### Dataset records ###

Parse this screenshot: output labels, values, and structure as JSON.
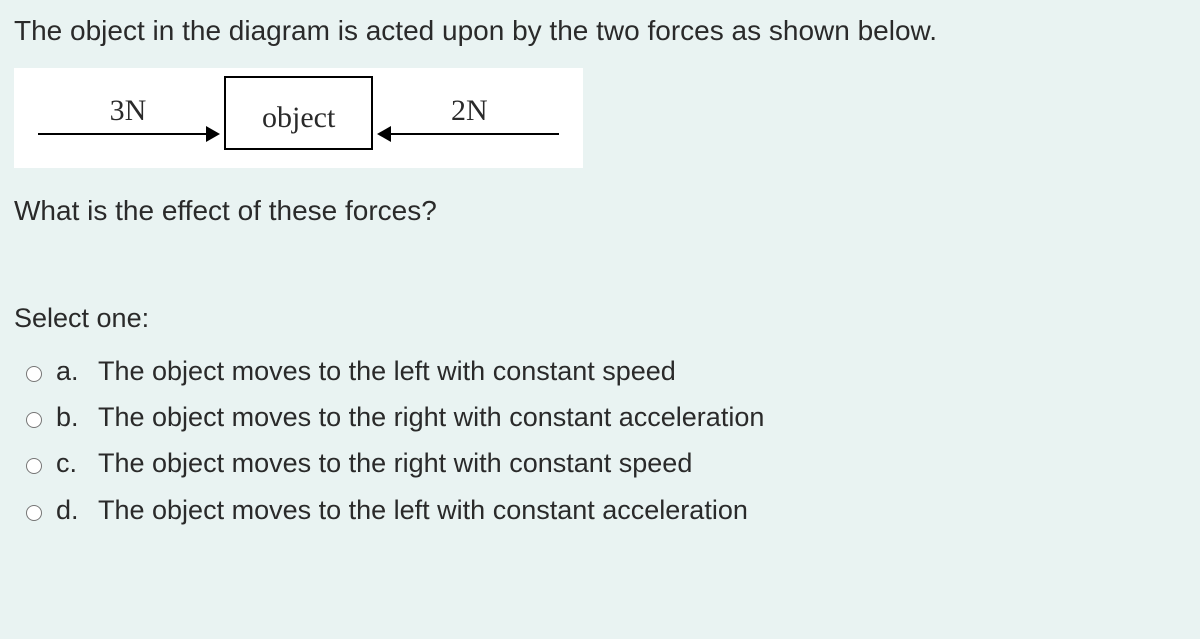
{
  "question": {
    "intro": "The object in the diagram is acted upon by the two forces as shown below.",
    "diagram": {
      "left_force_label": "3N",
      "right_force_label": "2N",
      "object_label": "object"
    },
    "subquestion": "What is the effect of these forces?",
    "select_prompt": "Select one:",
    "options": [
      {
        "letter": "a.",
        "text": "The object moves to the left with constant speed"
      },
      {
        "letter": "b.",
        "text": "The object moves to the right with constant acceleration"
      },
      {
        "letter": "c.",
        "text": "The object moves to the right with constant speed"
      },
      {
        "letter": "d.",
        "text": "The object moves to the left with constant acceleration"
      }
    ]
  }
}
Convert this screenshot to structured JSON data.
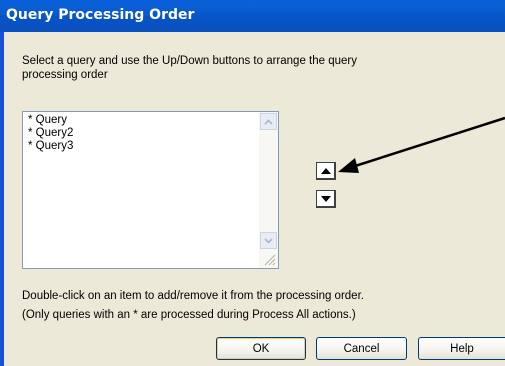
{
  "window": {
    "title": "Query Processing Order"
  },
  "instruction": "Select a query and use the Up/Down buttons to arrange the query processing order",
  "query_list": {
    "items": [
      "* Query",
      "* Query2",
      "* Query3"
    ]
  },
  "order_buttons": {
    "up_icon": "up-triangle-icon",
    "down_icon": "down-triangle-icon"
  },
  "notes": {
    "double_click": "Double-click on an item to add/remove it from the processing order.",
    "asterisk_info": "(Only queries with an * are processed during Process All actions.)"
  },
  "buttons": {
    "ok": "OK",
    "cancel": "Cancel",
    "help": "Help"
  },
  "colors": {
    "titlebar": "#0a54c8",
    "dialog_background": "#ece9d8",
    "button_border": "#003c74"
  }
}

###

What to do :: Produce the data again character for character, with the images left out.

Exercise answer ::
Parse this screenshot: output labels, values, and structure as JSON.
{
  "question": {
    "intro": "The object in the diagram is acted upon by the two forces as shown below.",
    "diagram": {
      "left_force_label": "3N",
      "right_force_label": "2N",
      "object_label": "object"
    },
    "subquestion": "What is the effect of these forces?",
    "select_prompt": "Select one:",
    "options": [
      {
        "letter": "a.",
        "text": "The object moves to the left with constant speed"
      },
      {
        "letter": "b.",
        "text": "The object moves to the right with constant acceleration"
      },
      {
        "letter": "c.",
        "text": "The object moves to the right with constant speed"
      },
      {
        "letter": "d.",
        "text": "The object moves to the left with constant acceleration"
      }
    ]
  }
}
Convert this screenshot to structured JSON data.
{
  "window": {
    "title": "Query Processing Order"
  },
  "instruction": "Select a query and use the Up/Down buttons to arrange the query processing order",
  "query_list": {
    "items": [
      "* Query",
      "* Query2",
      "* Query3"
    ]
  },
  "order_buttons": {
    "up_icon": "up-triangle-icon",
    "down_icon": "down-triangle-icon"
  },
  "notes": {
    "double_click": "Double-click on an item to add/remove it from the processing order.",
    "asterisk_info": "(Only queries with an * are processed during Process All actions.)"
  },
  "buttons": {
    "ok": "OK",
    "cancel": "Cancel",
    "help": "Help"
  },
  "colors": {
    "titlebar": "#0a54c8",
    "dialog_background": "#ece9d8",
    "button_border": "#003c74"
  }
}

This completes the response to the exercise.